Adolfo Buylla was a veteran artist who had been used by Marvel UK on James Bond Jr and Knights of Pendragon Volume 2. “I think this is the mini-series where Adolfo supplied the art for the 1950s version and John Watkiss was going to supply the art for the modern gritty section,” recalls ex-Marvel UK editor Bambos Georgiou.
Buylla, whose credits include the ‘Flash Gordon’- like Diego Valor series in the 1950s, Marvel’s Chiller Giant and work for DC Comics, Gold Key and 2000AD, died in 1998.
Owing to increasing amount of information discovered about the later years of Marvel UK, our “Genesis 1992” section has now been broken up into more pages
Part 1 – Published Comics 1992 | Part 2 – Published Comics 1993 -1994 | Part 3 – Published Comics 1994 – 1995 | Part 4 – Frontier Comics | Part 5 – Unpublished Projects Developed during 1990 – 1991 | Part 6 – Unpublished Projects Developed during 1992 – 1993 | Part 7 – Other Unpublished Projects Developed during 1993 | Part 8 – Unpublished Projects Developed during 1994 | Part 9 – 1994 (Marvel UK branded) Core Relaunch | Part 10 – Final Unrealised Projects 1994 – and a Postscript
Marvel UK: Useful Links
• It Came From Darkmoor: itcamefromdarkmoor.blogspot.co.uk
Terrific blog about Marvel UK and British Marvel heroes
• Starlogged: starlogged.blogspot.co.uk
Charting the history of many British comics, including their promotion. The site has a fantastic list of every Marvel UK title published, in chronological order, here
The web presence of author Rob Kirby, who’s working on a book on the history of Marvel UK, From Cents to Pence
This document compiled by John Freeman outlines some of the unpublished comic strips planned for Overkill, and his thoughts on the future of some of the company’s title such as Motormouth and Warheads, in January 1993, when he was in the process of leaving the company to take up life as a freelancer.

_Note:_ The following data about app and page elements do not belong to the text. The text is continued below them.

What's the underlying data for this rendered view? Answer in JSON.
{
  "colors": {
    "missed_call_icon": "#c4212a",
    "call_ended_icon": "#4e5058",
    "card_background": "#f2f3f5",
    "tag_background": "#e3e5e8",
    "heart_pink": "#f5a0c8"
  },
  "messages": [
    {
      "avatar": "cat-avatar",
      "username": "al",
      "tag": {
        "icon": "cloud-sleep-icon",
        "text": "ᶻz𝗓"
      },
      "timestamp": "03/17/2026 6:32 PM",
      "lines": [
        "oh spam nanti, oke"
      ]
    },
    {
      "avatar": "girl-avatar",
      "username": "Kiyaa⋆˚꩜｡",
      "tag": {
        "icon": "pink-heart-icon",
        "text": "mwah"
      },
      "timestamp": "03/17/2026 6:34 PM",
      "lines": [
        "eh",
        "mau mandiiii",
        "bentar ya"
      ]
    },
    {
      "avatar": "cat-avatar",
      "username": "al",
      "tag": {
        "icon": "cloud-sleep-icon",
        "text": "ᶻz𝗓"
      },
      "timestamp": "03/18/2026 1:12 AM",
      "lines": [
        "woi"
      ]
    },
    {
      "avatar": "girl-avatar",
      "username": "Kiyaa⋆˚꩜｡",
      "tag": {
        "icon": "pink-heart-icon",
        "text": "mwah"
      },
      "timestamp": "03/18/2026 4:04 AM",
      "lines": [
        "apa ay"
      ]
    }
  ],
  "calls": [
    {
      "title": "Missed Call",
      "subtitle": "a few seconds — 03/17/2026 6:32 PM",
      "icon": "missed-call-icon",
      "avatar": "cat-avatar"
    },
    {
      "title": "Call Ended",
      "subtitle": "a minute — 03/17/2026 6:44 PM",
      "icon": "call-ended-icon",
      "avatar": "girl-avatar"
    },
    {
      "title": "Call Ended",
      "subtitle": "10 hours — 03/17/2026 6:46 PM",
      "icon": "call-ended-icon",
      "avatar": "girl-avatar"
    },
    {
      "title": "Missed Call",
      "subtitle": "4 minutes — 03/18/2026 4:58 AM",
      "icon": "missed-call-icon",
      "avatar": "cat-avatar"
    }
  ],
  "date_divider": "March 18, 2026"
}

The hand-written notes refer to “Paul” – Paul Neary, Marvel UK’s Editorial Director; and editors Tim Quinn, Jacqui Papp and Bambos Georgiou.
This section is compiled with thanks to: Adrian Clarke, Alan Cowsill, Andrew Currie, David Elliott, Carl Flint, Glenn Dakin, Alan Green, Richard Green, Rob Kirby, David Leach, Carlos Pacheco, Tim Quinn, Simon Jowett, Mark Roberts, John Ross, Cam Smith, and others